§ **DIRECTIONS FOR THIS TASK**
Which lines below include "menu"? Copy them all.

═════ PROVIDED MATERIAL ═════

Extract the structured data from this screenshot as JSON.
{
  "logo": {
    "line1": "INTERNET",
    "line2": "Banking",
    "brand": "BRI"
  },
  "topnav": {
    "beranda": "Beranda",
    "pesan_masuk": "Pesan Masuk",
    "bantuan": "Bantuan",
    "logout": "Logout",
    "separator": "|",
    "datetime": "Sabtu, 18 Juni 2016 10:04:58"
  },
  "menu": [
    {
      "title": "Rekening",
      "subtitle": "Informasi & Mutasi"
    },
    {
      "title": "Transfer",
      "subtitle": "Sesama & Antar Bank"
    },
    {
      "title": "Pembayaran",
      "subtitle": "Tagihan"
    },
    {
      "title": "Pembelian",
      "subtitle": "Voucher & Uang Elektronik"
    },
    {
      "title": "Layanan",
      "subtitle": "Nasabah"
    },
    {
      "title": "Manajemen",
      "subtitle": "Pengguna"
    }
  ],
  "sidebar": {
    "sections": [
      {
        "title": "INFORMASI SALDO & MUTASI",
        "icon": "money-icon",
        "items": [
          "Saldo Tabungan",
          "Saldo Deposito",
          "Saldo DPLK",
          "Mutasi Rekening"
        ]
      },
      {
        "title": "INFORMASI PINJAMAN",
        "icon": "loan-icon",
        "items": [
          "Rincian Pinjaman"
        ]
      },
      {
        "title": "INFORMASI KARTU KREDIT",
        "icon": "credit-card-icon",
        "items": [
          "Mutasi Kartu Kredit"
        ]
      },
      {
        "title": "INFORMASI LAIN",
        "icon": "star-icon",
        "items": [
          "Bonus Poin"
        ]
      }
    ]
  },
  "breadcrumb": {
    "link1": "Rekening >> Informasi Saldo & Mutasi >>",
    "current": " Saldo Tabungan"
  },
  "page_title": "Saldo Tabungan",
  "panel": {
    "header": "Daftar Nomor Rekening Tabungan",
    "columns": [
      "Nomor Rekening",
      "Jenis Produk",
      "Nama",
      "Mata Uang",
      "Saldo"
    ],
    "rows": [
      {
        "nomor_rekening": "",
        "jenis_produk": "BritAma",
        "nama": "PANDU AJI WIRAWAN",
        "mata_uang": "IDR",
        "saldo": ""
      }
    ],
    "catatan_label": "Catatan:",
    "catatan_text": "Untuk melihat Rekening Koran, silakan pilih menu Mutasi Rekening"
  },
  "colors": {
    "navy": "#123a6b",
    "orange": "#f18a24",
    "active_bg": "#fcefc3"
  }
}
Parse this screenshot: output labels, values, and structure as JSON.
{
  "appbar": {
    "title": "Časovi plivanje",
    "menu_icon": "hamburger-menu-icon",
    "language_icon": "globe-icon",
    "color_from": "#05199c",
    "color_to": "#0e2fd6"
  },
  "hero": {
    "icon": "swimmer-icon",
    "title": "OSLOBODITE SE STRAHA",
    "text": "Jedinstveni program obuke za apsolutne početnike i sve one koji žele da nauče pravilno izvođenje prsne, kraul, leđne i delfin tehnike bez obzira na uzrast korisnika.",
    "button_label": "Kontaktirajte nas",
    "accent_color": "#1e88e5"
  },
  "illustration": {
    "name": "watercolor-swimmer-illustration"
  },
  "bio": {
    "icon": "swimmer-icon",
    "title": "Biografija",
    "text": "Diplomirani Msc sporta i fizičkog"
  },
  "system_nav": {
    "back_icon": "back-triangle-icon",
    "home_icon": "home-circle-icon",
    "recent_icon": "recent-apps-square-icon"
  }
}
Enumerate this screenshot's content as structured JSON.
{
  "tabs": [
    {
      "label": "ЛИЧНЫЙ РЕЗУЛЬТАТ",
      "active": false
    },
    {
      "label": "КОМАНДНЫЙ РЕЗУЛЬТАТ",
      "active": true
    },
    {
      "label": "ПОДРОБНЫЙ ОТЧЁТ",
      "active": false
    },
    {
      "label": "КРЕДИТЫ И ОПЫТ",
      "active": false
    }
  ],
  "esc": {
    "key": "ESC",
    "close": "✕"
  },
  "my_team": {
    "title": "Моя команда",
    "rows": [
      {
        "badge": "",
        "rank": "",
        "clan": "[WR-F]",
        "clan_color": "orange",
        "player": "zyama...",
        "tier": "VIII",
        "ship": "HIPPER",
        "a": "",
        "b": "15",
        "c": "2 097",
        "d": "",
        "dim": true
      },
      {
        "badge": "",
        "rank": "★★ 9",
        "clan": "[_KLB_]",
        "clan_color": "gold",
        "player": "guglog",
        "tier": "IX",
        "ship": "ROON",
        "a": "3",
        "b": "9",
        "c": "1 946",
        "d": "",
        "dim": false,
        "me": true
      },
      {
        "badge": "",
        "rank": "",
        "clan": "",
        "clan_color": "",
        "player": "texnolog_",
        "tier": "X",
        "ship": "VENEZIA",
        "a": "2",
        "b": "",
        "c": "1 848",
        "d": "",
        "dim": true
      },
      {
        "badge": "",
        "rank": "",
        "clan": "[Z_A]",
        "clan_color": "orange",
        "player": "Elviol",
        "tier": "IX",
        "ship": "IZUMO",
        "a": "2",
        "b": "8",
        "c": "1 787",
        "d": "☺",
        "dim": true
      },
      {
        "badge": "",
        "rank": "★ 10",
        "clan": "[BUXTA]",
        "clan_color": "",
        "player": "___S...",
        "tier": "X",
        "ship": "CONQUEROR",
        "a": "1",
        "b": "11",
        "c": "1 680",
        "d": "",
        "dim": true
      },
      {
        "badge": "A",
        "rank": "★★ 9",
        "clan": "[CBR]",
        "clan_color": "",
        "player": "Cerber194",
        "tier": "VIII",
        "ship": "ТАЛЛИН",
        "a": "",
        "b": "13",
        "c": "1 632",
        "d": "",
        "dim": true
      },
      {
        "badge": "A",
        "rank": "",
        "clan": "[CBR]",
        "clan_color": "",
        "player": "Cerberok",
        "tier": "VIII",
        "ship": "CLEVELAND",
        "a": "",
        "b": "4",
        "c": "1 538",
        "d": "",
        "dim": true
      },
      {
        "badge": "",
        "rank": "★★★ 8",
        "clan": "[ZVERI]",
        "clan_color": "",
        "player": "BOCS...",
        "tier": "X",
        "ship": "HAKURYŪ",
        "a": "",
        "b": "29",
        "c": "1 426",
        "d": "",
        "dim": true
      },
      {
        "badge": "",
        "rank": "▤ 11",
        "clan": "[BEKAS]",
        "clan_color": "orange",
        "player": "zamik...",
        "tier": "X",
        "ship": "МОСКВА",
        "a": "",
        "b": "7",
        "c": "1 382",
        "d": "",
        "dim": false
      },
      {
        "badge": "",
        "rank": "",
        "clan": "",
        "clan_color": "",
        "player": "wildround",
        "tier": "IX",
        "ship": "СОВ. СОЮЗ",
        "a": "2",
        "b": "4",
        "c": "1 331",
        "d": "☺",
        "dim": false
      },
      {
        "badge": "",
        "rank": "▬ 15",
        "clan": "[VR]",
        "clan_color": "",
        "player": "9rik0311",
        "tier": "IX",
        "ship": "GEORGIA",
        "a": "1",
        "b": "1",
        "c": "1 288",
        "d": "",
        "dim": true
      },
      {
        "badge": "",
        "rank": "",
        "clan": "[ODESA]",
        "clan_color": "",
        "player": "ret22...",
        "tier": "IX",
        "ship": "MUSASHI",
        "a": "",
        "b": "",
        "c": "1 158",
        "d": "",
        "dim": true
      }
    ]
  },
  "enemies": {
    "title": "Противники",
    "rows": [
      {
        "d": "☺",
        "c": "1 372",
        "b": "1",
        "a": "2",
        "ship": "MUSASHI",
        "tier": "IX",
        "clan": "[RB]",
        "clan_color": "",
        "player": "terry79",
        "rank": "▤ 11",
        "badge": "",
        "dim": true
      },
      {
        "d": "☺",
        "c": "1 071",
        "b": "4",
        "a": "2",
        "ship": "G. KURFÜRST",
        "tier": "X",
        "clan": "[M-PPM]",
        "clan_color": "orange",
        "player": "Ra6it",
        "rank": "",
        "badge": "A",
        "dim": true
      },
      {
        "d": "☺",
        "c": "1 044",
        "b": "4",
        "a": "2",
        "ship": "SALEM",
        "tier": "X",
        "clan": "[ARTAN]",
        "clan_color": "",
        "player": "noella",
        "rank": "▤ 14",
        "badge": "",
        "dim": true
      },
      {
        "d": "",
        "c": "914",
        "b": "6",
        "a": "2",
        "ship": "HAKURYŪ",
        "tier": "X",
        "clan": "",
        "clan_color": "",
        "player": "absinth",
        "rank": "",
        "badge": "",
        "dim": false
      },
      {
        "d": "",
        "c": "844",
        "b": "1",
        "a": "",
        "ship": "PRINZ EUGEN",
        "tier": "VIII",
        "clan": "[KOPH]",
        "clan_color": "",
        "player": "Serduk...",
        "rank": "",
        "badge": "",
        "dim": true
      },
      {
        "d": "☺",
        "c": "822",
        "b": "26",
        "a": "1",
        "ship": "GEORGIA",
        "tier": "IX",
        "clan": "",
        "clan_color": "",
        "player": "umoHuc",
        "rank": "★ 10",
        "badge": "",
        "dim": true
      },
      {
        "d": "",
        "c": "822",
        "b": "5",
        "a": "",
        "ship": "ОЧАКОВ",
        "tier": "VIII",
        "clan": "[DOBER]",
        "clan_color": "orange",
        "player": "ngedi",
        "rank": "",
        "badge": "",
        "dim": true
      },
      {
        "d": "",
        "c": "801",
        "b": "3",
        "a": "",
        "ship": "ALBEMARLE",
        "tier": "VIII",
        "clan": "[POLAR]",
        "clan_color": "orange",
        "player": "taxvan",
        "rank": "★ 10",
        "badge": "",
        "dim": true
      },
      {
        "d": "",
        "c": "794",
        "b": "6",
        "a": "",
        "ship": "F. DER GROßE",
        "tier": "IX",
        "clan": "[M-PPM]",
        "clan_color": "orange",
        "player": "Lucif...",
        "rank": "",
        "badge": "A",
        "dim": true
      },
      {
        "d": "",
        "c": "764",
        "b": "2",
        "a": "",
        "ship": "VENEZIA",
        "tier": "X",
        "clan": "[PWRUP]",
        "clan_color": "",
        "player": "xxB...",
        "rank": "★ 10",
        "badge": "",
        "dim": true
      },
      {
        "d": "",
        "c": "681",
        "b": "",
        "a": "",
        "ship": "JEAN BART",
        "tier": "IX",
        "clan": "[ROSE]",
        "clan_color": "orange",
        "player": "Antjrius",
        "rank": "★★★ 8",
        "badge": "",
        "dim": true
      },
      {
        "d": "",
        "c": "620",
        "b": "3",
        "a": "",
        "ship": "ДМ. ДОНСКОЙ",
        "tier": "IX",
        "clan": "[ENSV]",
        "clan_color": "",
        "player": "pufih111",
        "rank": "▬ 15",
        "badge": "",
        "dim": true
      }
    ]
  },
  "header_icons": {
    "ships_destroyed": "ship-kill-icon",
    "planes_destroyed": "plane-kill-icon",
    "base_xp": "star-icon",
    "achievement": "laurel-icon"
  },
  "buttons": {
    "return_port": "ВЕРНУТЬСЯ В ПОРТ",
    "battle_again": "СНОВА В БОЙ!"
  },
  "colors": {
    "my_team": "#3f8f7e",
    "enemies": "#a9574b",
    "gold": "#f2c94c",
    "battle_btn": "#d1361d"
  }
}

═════

§ **SOLUTION**
  "menu": [
    "catatan_text": "Untuk melihat Rekening Koran, silakan pilih menu Mutasi Rekening"
    "menu_icon": "hamburger-menu-icon",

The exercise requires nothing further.